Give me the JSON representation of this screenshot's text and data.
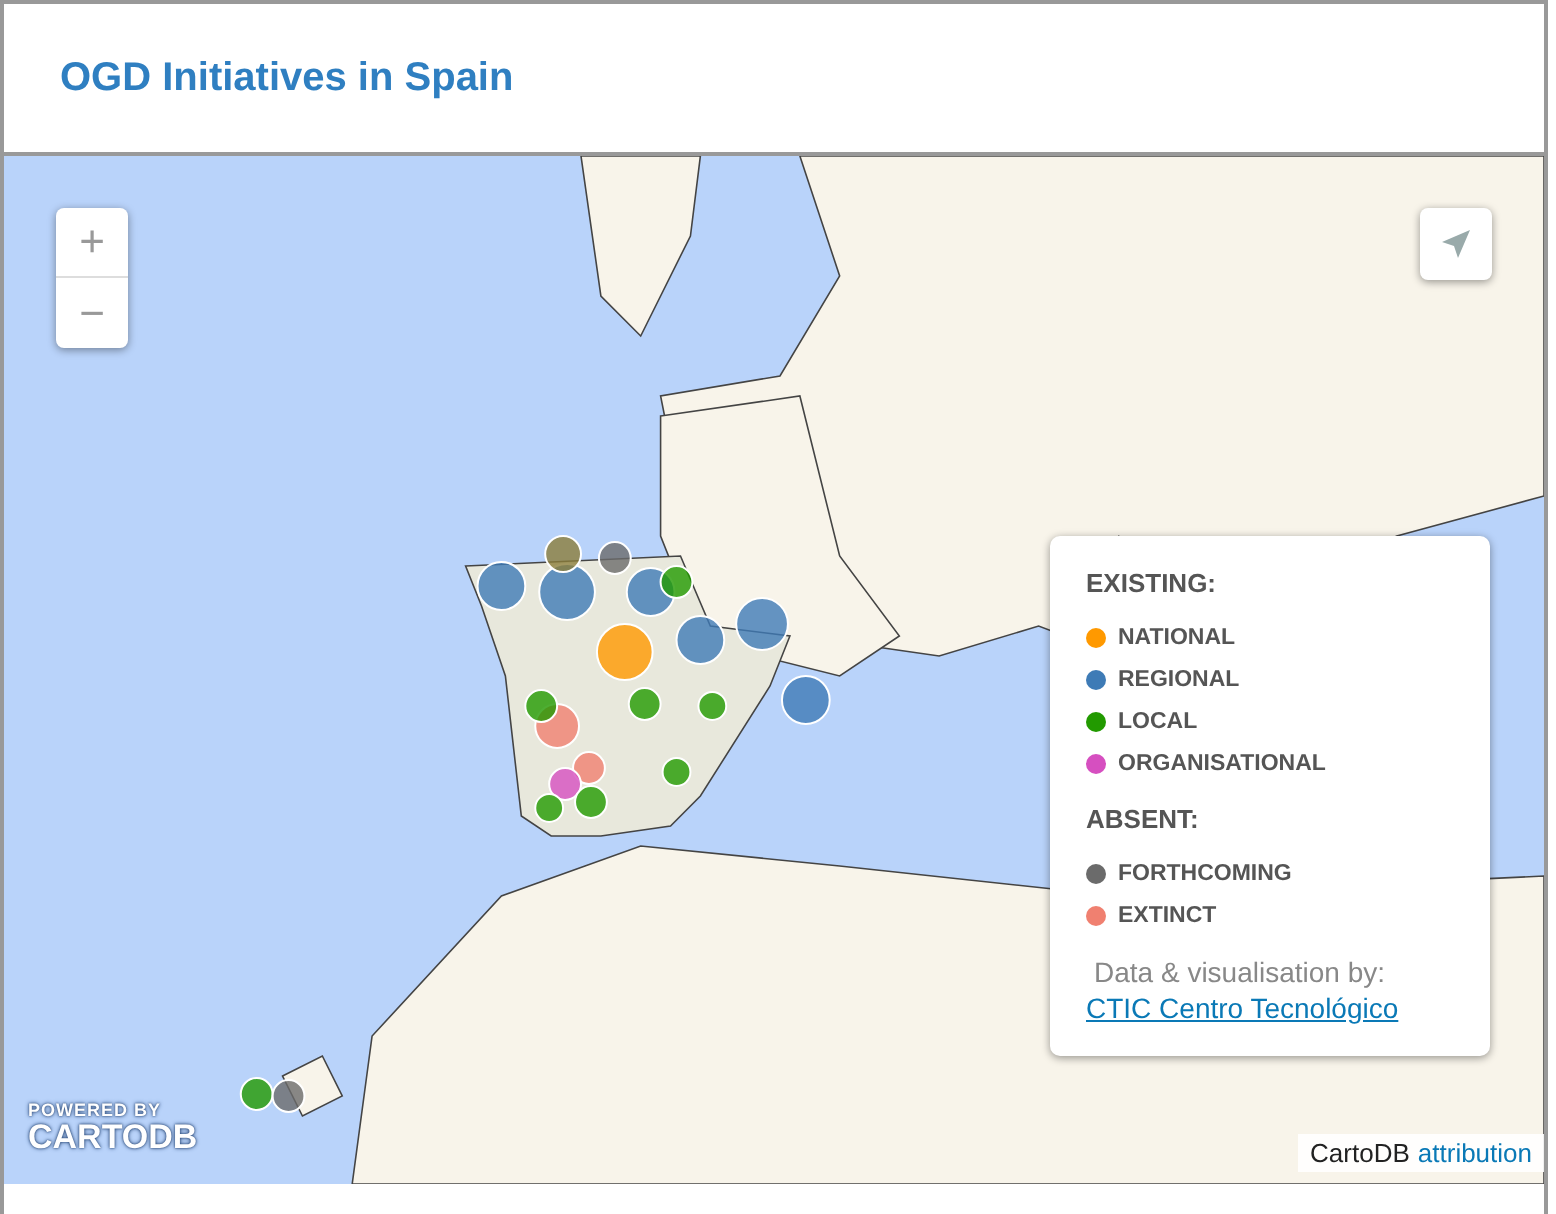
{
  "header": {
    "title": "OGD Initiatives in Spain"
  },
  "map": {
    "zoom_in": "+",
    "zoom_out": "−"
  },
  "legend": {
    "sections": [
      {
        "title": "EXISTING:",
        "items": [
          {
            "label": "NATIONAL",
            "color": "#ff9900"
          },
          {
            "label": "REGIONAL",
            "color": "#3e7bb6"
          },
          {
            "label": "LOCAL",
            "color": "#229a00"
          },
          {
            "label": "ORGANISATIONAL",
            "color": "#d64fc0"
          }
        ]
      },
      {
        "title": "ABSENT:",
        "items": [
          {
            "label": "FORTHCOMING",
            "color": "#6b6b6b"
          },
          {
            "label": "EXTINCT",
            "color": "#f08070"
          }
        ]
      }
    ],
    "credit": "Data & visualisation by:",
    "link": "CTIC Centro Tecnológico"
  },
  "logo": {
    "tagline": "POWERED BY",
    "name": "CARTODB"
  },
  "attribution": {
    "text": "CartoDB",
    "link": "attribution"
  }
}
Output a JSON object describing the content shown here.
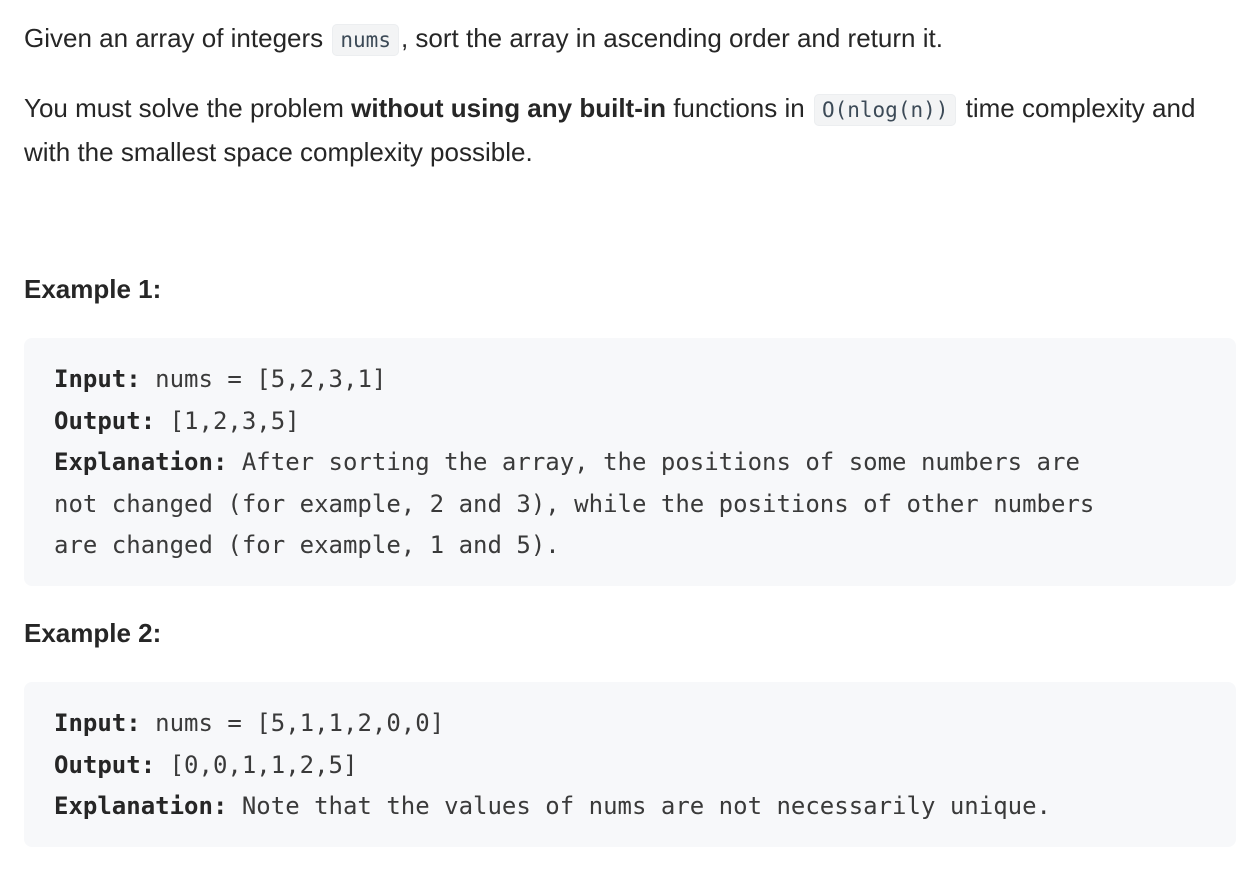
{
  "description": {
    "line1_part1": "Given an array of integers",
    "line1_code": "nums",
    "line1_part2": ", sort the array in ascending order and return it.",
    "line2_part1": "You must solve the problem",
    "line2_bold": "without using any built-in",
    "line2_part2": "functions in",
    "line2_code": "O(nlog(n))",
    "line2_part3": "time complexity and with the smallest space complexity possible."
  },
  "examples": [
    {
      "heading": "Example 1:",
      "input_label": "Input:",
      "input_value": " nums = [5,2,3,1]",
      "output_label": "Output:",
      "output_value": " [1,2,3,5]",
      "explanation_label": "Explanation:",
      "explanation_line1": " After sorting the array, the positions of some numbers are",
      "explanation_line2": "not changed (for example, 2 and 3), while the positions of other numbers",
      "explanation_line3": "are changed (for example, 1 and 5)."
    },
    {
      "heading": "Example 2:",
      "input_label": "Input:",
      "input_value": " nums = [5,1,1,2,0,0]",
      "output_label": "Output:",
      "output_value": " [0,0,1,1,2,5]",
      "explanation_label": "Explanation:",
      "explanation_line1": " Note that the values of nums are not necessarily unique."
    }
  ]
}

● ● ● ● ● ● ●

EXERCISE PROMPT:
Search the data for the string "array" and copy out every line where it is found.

TASK OUTPUT:
    "line1_part1": "Given an array of integers",
    "line1_part2": ", sort the array in ascending order and return it.",
      "explanation_line1": " After sorting the array, the positions of some numbers are",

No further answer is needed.